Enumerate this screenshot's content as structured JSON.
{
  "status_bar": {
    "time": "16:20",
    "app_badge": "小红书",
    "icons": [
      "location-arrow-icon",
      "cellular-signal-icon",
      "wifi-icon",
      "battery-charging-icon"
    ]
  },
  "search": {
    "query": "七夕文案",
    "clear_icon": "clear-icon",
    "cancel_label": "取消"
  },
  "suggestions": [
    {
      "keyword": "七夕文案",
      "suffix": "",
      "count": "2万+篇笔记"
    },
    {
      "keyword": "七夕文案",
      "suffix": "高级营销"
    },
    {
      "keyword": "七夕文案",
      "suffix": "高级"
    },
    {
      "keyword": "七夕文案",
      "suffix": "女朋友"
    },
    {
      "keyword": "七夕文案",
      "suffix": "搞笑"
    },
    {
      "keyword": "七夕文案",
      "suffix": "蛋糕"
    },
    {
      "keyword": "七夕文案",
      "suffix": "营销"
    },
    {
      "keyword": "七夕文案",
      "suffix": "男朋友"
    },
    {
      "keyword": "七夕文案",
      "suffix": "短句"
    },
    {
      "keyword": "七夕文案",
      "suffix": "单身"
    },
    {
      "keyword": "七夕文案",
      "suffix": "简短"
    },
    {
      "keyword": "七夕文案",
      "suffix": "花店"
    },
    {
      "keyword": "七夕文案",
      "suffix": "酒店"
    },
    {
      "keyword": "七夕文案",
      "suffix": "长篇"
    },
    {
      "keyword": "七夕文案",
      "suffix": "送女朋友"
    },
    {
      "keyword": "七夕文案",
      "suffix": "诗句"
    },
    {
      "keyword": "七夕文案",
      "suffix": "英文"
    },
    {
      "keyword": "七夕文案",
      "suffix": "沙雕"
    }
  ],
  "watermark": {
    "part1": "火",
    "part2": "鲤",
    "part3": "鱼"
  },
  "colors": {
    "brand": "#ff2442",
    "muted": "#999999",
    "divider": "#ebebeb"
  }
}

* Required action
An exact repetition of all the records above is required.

* Answer for the task
Enumerate this screenshot's content as structured JSON.
{
  "status_bar": {
    "time": "16:20",
    "app_badge": "小红书",
    "icons": [
      "location-arrow-icon",
      "cellular-signal-icon",
      "wifi-icon",
      "battery-charging-icon"
    ]
  },
  "search": {
    "query": "七夕文案",
    "clear_icon": "clear-icon",
    "cancel_label": "取消"
  },
  "suggestions": [
    {
      "keyword": "七夕文案",
      "suffix": "",
      "count": "2万+篇笔记"
    },
    {
      "keyword": "七夕文案",
      "suffix": "高级营销"
    },
    {
      "keyword": "七夕文案",
      "suffix": "高级"
    },
    {
      "keyword": "七夕文案",
      "suffix": "女朋友"
    },
    {
      "keyword": "七夕文案",
      "suffix": "搞笑"
    },
    {
      "keyword": "七夕文案",
      "suffix": "蛋糕"
    },
    {
      "keyword": "七夕文案",
      "suffix": "营销"
    },
    {
      "keyword": "七夕文案",
      "suffix": "男朋友"
    },
    {
      "keyword": "七夕文案",
      "suffix": "短句"
    },
    {
      "keyword": "七夕文案",
      "suffix": "单身"
    },
    {
      "keyword": "七夕文案",
      "suffix": "简短"
    },
    {
      "keyword": "七夕文案",
      "suffix": "花店"
    },
    {
      "keyword": "七夕文案",
      "suffix": "酒店"
    },
    {
      "keyword": "七夕文案",
      "suffix": "长篇"
    },
    {
      "keyword": "七夕文案",
      "suffix": "送女朋友"
    },
    {
      "keyword": "七夕文案",
      "suffix": "诗句"
    },
    {
      "keyword": "七夕文案",
      "suffix": "英文"
    },
    {
      "keyword": "七夕文案",
      "suffix": "沙雕"
    }
  ],
  "watermark": {
    "part1": "火",
    "part2": "鲤",
    "part3": "鱼"
  },
  "colors": {
    "brand": "#ff2442",
    "muted": "#999999",
    "divider": "#ebebeb"
  }
}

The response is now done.